### Problem to solve
Write each entry out again, exactly as it is written.

### Records provided
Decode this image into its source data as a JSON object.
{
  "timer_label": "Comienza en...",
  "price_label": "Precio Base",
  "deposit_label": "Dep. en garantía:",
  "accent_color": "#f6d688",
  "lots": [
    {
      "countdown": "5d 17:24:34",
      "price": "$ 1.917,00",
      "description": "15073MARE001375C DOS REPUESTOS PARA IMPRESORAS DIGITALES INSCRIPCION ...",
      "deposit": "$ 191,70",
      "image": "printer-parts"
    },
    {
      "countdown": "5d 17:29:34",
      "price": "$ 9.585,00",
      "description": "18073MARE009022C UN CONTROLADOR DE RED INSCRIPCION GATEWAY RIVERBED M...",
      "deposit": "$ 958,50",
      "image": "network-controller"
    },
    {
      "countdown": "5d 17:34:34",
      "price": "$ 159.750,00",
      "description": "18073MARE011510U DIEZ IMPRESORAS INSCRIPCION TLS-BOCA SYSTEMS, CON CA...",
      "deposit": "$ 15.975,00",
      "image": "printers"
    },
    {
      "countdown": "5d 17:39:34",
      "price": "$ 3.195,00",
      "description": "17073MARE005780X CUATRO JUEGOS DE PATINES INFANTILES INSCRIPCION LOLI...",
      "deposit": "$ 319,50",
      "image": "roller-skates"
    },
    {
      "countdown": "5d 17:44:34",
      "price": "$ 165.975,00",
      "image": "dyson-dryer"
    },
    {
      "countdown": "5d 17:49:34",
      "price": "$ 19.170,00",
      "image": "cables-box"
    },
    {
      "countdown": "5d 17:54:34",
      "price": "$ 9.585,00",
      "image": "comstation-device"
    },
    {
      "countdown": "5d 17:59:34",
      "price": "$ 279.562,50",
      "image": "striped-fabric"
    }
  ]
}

### Task result
Decode this image into its source data as a JSON object.
{
  "timer_label": "Comienza en...",
  "price_label": "Precio Base",
  "deposit_label": "Dep. en garantía:",
  "accent_color": "#f6d688",
  "lots": [
    {
      "countdown": "5d 17:24:34",
      "price": "$ 1.917,00",
      "description": "15073MARE001375C DOS REPUESTOS PARA IMPRESORAS DIGITALES INSCRIPCION ...",
      "deposit": "$ 191,70",
      "image": "printer-parts"
    },
    {
      "countdown": "5d 17:29:34",
      "price": "$ 9.585,00",
      "description": "18073MARE009022C UN CONTROLADOR DE RED INSCRIPCION GATEWAY RIVERBED M...",
      "deposit": "$ 958,50",
      "image": "network-controller"
    },
    {
      "countdown": "5d 17:34:34",
      "price": "$ 159.750,00",
      "description": "18073MARE011510U DIEZ IMPRESORAS INSCRIPCION TLS-BOCA SYSTEMS, CON CA...",
      "deposit": "$ 15.975,00",
      "image": "printers"
    },
    {
      "countdown": "5d 17:39:34",
      "price": "$ 3.195,00",
      "description": "17073MARE005780X CUATRO JUEGOS DE PATINES INFANTILES INSCRIPCION LOLI...",
      "deposit": "$ 319,50",
      "image": "roller-skates"
    },
    {
      "countdown": "5d 17:44:34",
      "price": "$ 165.975,00",
      "image": "dyson-dryer"
    },
    {
      "countdown": "5d 17:49:34",
      "price": "$ 19.170,00",
      "image": "cables-box"
    },
    {
      "countdown": "5d 17:54:34",
      "price": "$ 9.585,00",
      "image": "comstation-device"
    },
    {
      "countdown": "5d 17:59:34",
      "price": "$ 279.562,50",
      "image": "striped-fabric"
    }
  ]
}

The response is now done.